All That Money Can Buy ★★½

This review may contain spoilers. I can handle the truth.

This review may contain spoilers.

The story here inserts Daniel Webster into the story of Faust, so that in the end the famed Congressman can argue that it's un-American to capitulate to the devil. It's the kind of conflation of religion and politics that tends to grate on my nerves very quickly, and the outdated views on American history are particularly irksome for me.

For instance, while preparing to oppose the devil in a trial for the soul of his client, Webster quips that "If two New Hampshire men aren't a match for the devil, we better give the country back to the Indians." That kind of racism makes me cringe whenever I encounter it. I am, of course, trained to distinguish between my contemporary values and those of the period being studied and for a film released in 1941 there's nothing peculiar about this.

Furthermore, there's the nagging matter of Webster's real life legacy. He espoused anti-slavery views, but later helped Henry Clay craft the Missouri Compromise that sacrificed a confrontation over slavery to preserve the Union. We can, of course, debate the pragmatism of the accord but we cannot divest Webster of it to accommodate the character in this film by that name speaking of how an American is not property, a point noted in Tom Piazza's essay, "The Devil and Daniel Webster: The Devil Gets the Best Lines".
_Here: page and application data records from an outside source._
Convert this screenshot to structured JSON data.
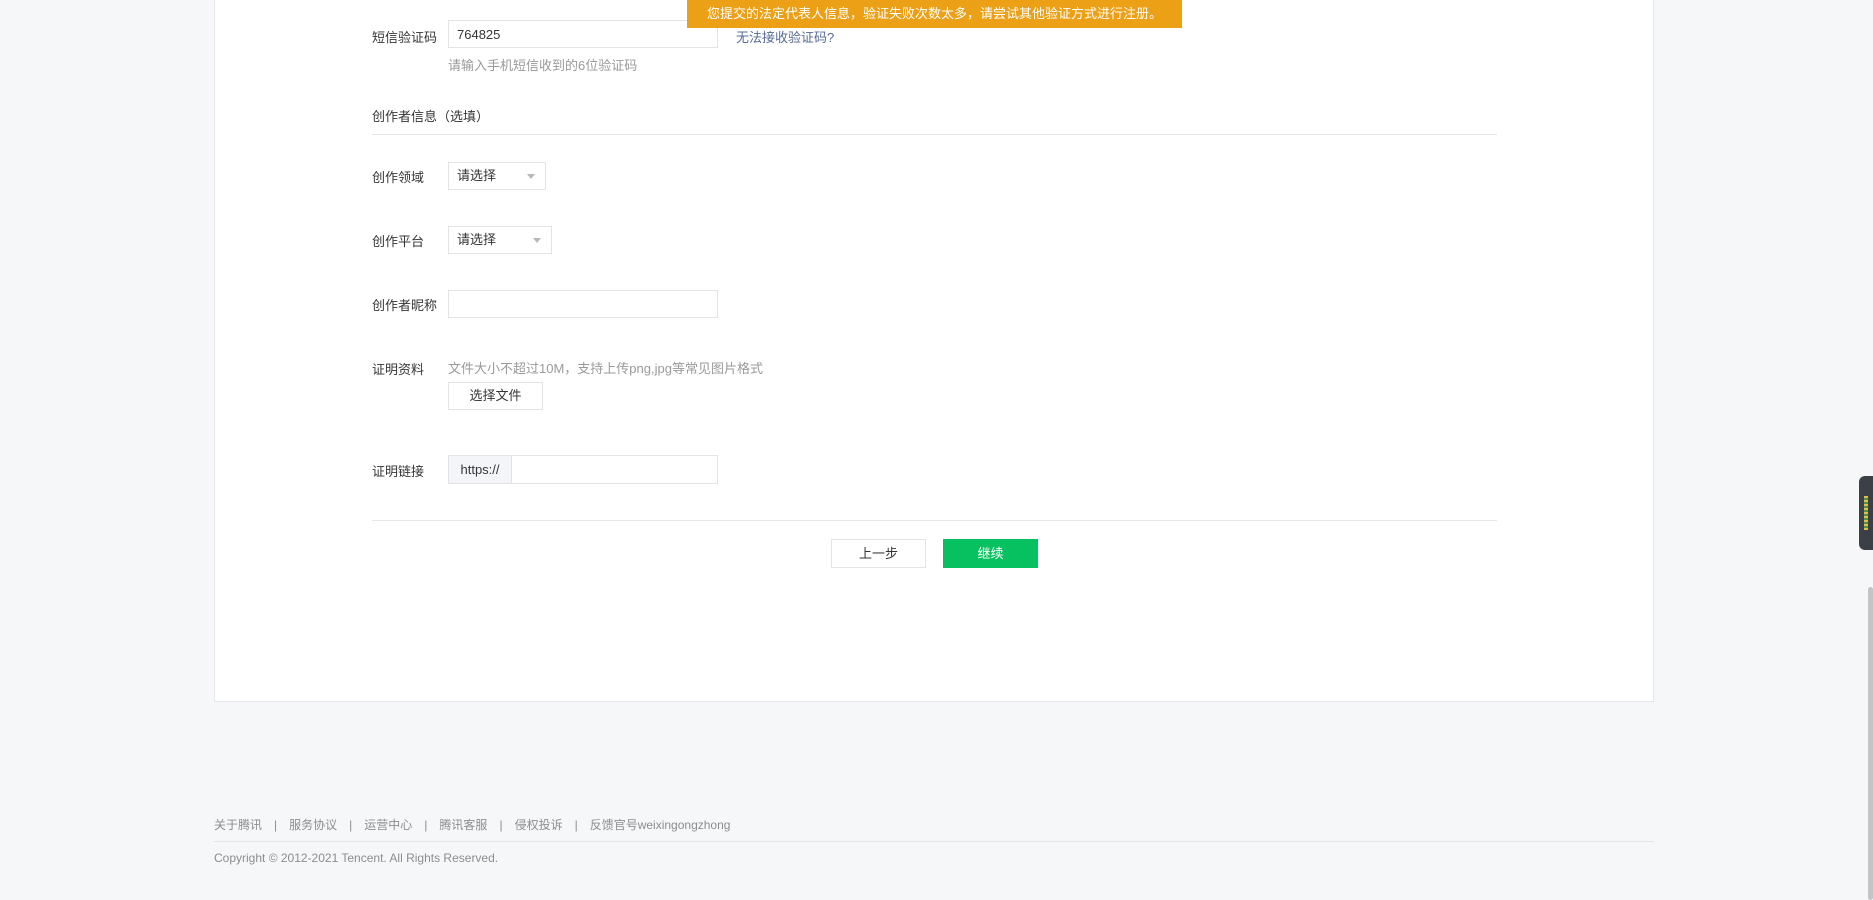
{
  "toast": {
    "message": "您提交的法定代表人信息，验证失败次数太多，请尝试其他验证方式进行注册。"
  },
  "sms": {
    "label": "短信验证码",
    "value": "764825",
    "hint": "请输入手机短信收到的6位验证码",
    "cant_receive_link": "无法接收验证码?"
  },
  "creator": {
    "section_title": "创作者信息（选填）",
    "field_label": "创作领域",
    "field_value": "请选择",
    "platform_label": "创作平台",
    "platform_value": "请选择",
    "nickname_label": "创作者昵称",
    "nickname_value": "",
    "proof_label": "证明资料",
    "proof_hint": "文件大小不超过10M，支持上传png,jpg等常见图片格式",
    "choose_file_label": "选择文件",
    "link_label": "证明链接",
    "link_prefix": "https://",
    "link_value": ""
  },
  "actions": {
    "prev_label": "上一步",
    "next_label": "继续"
  },
  "footer": {
    "links": [
      "关于腾讯",
      "服务协议",
      "运营中心",
      "腾讯客服",
      "侵权投诉",
      "反馈官号weixingongzhong"
    ],
    "separator": "|",
    "copyright": "Copyright © 2012-2021 Tencent. All Rights Reserved."
  },
  "colors": {
    "toast_bg": "#eba016",
    "primary_button": "#07c160",
    "link": "#576b95"
  }
}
Piazza is certainly spot-on as regards the character of Mr. Scratch (The Devil). The performance by Walter Huston is charmingly smarmy, a reminder that for all the talk of Hellfire and brimstone, The Devil is known not for intimidation, but temptation. He's genuinely likable here, despite the sinister undertones of being, y'know, The Devil.

[I would argue, though, that the single best line in the film belongs to Webster. Jabez declines some rum while they await the arrival of Mr. Scratch to claim his soul, to which Webster counters: "Just because you've sold your soul to the Devil, that needn't make you a teetotaler."]
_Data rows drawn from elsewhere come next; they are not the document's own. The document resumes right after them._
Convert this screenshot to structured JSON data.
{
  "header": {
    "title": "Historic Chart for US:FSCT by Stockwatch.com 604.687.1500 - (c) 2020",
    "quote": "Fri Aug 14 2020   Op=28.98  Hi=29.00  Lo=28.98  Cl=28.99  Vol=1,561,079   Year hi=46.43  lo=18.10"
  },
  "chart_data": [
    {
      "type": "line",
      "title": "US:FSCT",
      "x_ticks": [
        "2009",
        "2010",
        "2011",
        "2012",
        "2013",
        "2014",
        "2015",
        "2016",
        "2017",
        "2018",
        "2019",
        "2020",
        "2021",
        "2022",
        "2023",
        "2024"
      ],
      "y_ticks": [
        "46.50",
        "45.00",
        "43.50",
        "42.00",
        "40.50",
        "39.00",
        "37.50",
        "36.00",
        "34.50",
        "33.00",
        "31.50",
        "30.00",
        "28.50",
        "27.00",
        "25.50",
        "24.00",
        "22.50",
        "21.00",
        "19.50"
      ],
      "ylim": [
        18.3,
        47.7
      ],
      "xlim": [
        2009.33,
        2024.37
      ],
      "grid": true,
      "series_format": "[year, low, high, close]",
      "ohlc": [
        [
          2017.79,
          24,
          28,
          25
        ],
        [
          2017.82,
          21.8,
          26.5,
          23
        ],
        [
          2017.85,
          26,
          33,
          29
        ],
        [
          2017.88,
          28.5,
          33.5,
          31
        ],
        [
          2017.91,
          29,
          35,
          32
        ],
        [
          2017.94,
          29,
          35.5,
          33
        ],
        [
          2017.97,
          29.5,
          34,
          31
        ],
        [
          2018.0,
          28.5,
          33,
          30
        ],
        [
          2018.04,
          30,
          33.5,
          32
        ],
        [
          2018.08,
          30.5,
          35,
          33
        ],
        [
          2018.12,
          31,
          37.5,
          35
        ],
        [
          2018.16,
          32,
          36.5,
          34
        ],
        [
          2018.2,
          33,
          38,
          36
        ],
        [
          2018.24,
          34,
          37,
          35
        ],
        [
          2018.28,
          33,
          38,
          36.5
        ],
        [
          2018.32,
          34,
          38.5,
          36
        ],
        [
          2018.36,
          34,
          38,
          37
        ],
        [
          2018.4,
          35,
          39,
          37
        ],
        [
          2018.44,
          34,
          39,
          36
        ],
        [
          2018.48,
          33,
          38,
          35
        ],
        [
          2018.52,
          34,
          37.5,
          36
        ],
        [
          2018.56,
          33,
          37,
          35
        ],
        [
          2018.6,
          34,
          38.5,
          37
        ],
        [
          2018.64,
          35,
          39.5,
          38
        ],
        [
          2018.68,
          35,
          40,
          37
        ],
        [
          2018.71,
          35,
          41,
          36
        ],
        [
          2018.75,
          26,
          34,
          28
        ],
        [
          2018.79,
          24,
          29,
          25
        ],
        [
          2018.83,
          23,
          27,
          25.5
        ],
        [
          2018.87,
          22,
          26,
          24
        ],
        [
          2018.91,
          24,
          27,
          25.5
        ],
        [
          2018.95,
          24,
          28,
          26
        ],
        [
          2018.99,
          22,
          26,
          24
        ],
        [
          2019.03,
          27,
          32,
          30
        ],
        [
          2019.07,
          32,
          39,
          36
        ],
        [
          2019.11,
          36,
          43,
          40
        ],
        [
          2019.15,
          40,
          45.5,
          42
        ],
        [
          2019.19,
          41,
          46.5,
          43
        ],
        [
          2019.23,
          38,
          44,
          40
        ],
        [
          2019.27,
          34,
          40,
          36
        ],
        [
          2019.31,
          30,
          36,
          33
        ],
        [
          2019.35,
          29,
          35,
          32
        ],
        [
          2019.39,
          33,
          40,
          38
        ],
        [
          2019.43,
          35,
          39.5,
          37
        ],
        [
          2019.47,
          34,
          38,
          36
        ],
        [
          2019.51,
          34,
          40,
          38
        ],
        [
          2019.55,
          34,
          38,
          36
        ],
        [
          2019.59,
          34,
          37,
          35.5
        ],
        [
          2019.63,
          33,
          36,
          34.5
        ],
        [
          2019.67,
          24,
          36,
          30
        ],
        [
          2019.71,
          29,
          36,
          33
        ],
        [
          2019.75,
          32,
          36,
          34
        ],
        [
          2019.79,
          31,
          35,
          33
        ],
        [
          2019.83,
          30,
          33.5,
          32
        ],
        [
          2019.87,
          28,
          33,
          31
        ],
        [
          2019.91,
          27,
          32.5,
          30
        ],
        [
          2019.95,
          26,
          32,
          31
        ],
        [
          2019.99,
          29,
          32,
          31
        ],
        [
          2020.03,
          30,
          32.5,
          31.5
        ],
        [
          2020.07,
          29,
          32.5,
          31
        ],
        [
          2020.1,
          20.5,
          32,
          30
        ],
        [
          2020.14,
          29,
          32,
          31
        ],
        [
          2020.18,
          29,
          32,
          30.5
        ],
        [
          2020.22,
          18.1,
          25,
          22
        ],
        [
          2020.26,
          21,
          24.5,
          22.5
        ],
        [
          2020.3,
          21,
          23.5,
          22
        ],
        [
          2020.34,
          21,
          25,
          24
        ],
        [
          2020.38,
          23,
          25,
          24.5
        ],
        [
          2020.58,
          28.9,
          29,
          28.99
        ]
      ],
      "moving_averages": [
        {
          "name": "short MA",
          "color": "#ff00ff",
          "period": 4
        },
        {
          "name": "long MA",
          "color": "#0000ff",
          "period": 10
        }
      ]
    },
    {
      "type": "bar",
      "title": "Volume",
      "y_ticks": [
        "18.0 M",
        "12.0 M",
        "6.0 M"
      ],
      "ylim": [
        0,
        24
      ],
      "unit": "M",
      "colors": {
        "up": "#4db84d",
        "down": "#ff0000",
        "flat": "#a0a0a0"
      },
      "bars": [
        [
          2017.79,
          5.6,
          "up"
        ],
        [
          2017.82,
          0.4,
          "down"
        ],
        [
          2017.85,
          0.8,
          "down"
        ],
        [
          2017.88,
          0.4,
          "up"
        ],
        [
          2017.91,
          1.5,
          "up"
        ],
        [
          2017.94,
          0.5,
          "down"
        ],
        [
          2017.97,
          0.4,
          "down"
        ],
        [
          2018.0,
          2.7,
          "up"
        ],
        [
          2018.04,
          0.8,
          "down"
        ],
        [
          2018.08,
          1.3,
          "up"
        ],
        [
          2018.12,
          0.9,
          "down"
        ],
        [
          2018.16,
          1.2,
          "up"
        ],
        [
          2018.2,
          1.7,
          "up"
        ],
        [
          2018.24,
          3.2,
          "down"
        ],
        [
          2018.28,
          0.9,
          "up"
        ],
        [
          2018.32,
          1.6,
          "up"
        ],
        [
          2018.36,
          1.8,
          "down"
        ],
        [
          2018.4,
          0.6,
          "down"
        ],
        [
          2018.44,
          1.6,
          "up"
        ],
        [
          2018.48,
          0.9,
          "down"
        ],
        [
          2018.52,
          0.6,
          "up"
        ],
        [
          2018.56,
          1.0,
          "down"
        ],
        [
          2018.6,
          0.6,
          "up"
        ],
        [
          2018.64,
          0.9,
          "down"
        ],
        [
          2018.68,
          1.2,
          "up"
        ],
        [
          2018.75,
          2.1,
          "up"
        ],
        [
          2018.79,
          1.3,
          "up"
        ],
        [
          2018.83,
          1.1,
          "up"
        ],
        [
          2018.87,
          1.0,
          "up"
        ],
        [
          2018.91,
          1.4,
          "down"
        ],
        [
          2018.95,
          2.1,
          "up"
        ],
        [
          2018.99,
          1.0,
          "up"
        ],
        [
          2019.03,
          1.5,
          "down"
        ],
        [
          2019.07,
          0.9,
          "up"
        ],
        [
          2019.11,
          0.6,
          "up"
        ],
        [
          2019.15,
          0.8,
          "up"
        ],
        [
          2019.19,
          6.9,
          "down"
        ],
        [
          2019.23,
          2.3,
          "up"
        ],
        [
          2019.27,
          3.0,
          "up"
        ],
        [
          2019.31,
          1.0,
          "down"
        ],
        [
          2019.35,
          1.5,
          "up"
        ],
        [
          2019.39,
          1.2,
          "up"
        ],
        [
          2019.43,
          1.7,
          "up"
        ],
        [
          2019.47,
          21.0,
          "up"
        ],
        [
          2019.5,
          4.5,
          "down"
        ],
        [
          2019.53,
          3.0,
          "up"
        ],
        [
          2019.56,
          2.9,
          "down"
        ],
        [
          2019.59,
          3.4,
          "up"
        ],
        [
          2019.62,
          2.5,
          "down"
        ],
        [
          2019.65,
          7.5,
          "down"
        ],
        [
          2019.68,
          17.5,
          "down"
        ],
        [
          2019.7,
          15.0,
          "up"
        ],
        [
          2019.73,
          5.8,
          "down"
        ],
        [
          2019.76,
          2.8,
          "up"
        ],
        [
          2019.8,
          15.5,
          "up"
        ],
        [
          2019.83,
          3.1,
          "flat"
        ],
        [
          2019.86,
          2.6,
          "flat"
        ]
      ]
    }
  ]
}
Also engaging is Simone Simon as Mr. Scratch's cohort, the seductress Belle. Simon oozes sexuality every time she's in the frame, often distracting both other characters as well as audience. Her story doesn't really seem to go anywhere, though; she encourages Jabez to withdraw from his family and become more miserly and decadent, and clearly her endgame is to Jabez's utter ruin, but it's unclear whether she's actively pursuing a specific agenda or just along for the ride to ensure that Jabez is constantly surrounded by temptation.

In his essay, Bruce Eder posits that the film represents an artistic triumph borne directly out of Citizen Kane. I can appreciate the influence that Orson Welles's film had on the technical elements of The Devil and Daniel Webster (now that I've seen it, anyway), but where the story of Charles Foster Kane was a mystery to be explored, the tale of Jabez Stone is so obvious and predictable that I found myself wondering when we would just cut to the chase and get to the inevitable trial. Then, once we finally got there, I felt so annoyed at the banalities that there was no satisfaction to be found in the payoff.

I often hear the argument that "it's the journey, not the destination." As an explorer myself, I can appreciate the sentiment but this is an instance where the story is so clearly pushing its destination the whole time that it doesn't invite us to just enjoy the journey. Huston and Simon are enjoyable diversions, but we're so unmistakably headed for the trial that even their delicious scenes seem more to remind us to keep the story moving than to give us a moment to lose ourselves.

How It Entered My Flickchart
The Devil and Daniel Webster > Henry Poole Is Here
The Devil and Daniel Webster < After the Sunset
The Devil and Daniel Webster < Family Business
The Devil and Daniel Webster < Abbott and Costello Meet Frankenstein
The Devil and Daniel Webster > The Shawshank Redemption
The Devil and Daniel Webster < This Film Is Not Yet Rated
The Devil and Daniel Webster < True Lies
The Devil and Daniel Webster < Bram Stoker's Dracula
The Devil and Daniel Webster > Army of Darkness
The Devil and Daniel Webster < The Iron Giant

The Devil and Daniel Webster entered my Flickchart at #657/1408